But, then, after 20 or more years, Judah suddenly flees the corrupt metropolis to rejoin the Council, with Cutter doggedly following, even as Uri stays to take up the gun. Historical forces are approaching a nodal point: The war against the alien Tesh goes on and on, there is rising discontent among the indigenes of the city, uncanny spirals have begun to appear on walls throughout New Crobuzon. It is time, perhaps, for the Iron Council to pass back from the mists of legend into the fire of history.
There's a lot more to this long novel, not least its subtlety of structure and its deep understanding of the revolutionary impulse. Characters act selflessly or selfishly, and sometimes good results, and sometimes bad. At key moments one hardly knows who is right, who is wrong, or even whether such categorical alternatives may be appropriate. Nearly everyone in the book betrays the Iron Council in one way or another -- or becomes its martyr. As one highly ambiguous figure asserts: History "is all full. And dripping. With the corpses. Of them who trusted the incorruptible."

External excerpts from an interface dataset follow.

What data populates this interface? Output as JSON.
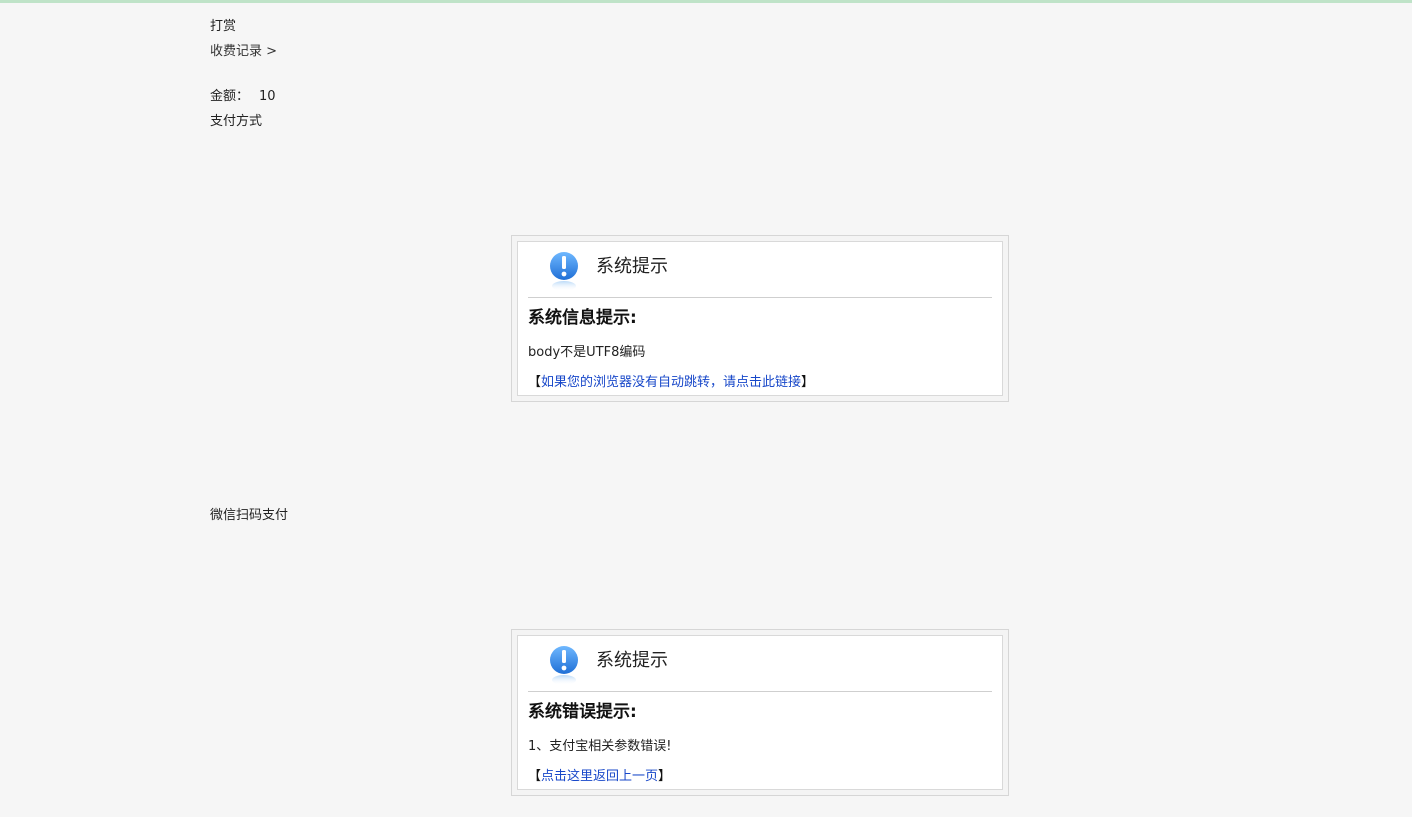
{
  "header": {
    "reward_label": "打赏",
    "records_link": "收费记录 >"
  },
  "payment": {
    "amount_label": "金额：",
    "amount_value": "10",
    "method_label": "支付方式",
    "wechat_label": "微信扫码支付"
  },
  "dialogs": [
    {
      "title": "系统提示",
      "subtitle": "系统信息提示:",
      "message": "body不是UTF8编码",
      "link_open": "【",
      "link_text": "如果您的浏览器没有自动跳转，请点击此链接",
      "link_close": "】"
    },
    {
      "title": "系统提示",
      "subtitle": "系统错误提示:",
      "message": "1、支付宝相关参数错误!",
      "link_open": "【",
      "link_text": "点击这里返回上一页",
      "link_close": "】"
    }
  ],
  "icons": {
    "dialog_icon": "exclamation-icon"
  },
  "colors": {
    "top_line": "#bfe3c8",
    "link": "#1747c9",
    "icon_blue": "#2f8fe8"
  }
}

This, then, is a gripping political novel set in a fantastic other-world. But it is almost equally fantastic in its prose, combining blunt-hammered sentences and sentence fragments with an astonishingly arcane diction. For good or ill, Miéville sometimes sounds as if his vocabulary derives from a dictionary, and he is certainly a writer who would make even Vladimir Nabokov and Alexander Theroux reach for theirs. Gnathic, striae, unguligrade, indurate, ontic, pavonine -- all good words, but indicative of a fearless, even a dandy, stylist. Many descriptive passages achieve a kind of fustian poetry: "People came back who had become gnawed by the radula of impossibly fast vermiform predators." Eventually, one recognizes the strange beauty of Miéville's uncompromising diction, but it may take a little time.
And just as the reader must be willing to glory in Miéville's idiosyncratic English, so too must one rejoice in his zoological and technological inventiveness. Listen to his description of some of the Remade:
"Here a crawling man spiral-shelled in iron and venting smoke. Here a woman working, because there are women among the Remade, a woman become a guttered pillar, her organic parts like afterthoughts. A man -- or is it a woman? -- whose flesh moves with tides, with eructations like an octopus. People with their faces relocated, bodies made of iron and rubber cables, and steam-engine arms, and animal arms, and arms that are body-length pistons on which the Remade walk, their legs replaced with monkey's paws so they reach out from below their own waists."
In his visionary fiction Miéville creates, with god-like fecundity, khepri women with insect heads, the handlinger parasites who take over their hosts and give them supernatural powers, helmets that allow one to pierce the fabric of space, golems made of clay or air or time itself, and haints and stiltspears and borinatch, monks who must lose something of themselves each time they commune with their deity, and, not least, the uncanny Cacotopic Stain, where a rip in the universe has allowed a mutant leakage into our world. In myriad ways, China Miéville's New Crobuzon is an unweeded garden of unearthly delights, and Iron Council a work of both passionate conviction and the highest artistry.
Michael Dirda's e-mail address is email@example.com. His online discussion of books takes place each Wednesday at 2 p.m. on washingtonpost.com.